This was a great Jiu-Jitsu vacation. I would have loved to do more classes but would have to be in much better shape to keep up. I’m not sure that the competition classes are something I’d be in that kind of shape to do and manage to get in for an evening class. I’m glad we did that class but in the future if we visit I’d probably stick to the evening classes. My impressions after rolling with the students of this gym is that they are not only really good but they have a huge influence from the Mendes style game. Very good DLR game and excellent knee slice through the half and RDLR guard. I really appreciated the structure of the gym. It was clear from the beginning that they have a strict curriculum that focuses on using the DLR guard to sweep and take the back…or defeat the DLR guard. The warm-up drills were run as if everyone knew them already because in the advanced class everyone does. The fundamental classes we saw focused heavily on the DLR guard and would be an intermediate to advanced class in most gyms. The other thing I liked was they didn’t waste any time during training. Class started promptly and there wasn’t an excessive amount of time spent explaining the techniques. There was plenty of time dedicated towards drilling and rolling.

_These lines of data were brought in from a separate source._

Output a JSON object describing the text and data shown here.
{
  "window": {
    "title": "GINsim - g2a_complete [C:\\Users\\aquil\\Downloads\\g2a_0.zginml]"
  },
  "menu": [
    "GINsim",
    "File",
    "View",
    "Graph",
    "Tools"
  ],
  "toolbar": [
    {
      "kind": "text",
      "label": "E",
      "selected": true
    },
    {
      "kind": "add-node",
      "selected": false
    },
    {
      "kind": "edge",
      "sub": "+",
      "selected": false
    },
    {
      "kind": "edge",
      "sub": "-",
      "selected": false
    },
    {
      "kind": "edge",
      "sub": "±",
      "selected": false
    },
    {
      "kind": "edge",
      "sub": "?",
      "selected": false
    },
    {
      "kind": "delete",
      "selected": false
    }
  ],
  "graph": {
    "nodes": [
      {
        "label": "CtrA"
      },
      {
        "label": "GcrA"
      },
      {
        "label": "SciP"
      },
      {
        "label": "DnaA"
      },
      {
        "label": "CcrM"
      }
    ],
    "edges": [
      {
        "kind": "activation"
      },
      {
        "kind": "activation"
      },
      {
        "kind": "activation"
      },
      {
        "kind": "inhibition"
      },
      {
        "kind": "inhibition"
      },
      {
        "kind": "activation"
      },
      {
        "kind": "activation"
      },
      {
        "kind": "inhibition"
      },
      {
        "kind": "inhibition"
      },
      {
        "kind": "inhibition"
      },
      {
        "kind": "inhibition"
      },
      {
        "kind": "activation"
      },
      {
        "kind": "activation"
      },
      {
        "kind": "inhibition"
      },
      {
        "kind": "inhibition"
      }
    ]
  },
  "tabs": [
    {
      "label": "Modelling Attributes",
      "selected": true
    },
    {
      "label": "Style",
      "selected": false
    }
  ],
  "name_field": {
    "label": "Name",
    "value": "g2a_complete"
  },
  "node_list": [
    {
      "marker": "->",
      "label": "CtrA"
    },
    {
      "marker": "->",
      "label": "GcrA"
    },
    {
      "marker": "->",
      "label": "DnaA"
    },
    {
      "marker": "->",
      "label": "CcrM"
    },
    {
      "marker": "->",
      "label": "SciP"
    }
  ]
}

After talking to some of the students we came to find out that a good bunch of them have moved out to southern California just to train at with the Mendes Brothers. Some commute up to 1.5 hours each way to train here. There is no doubt that Rafa and Gui have had a huge impact on the skill of the students here but it’s also apparent that these students are constantly making each other better with their ridiculous work ethic. I hope to visit this gym in the future and highly recommend it for anyone ranging from the serious, hobbyist Jiu-Jitsu student to the high level competitor.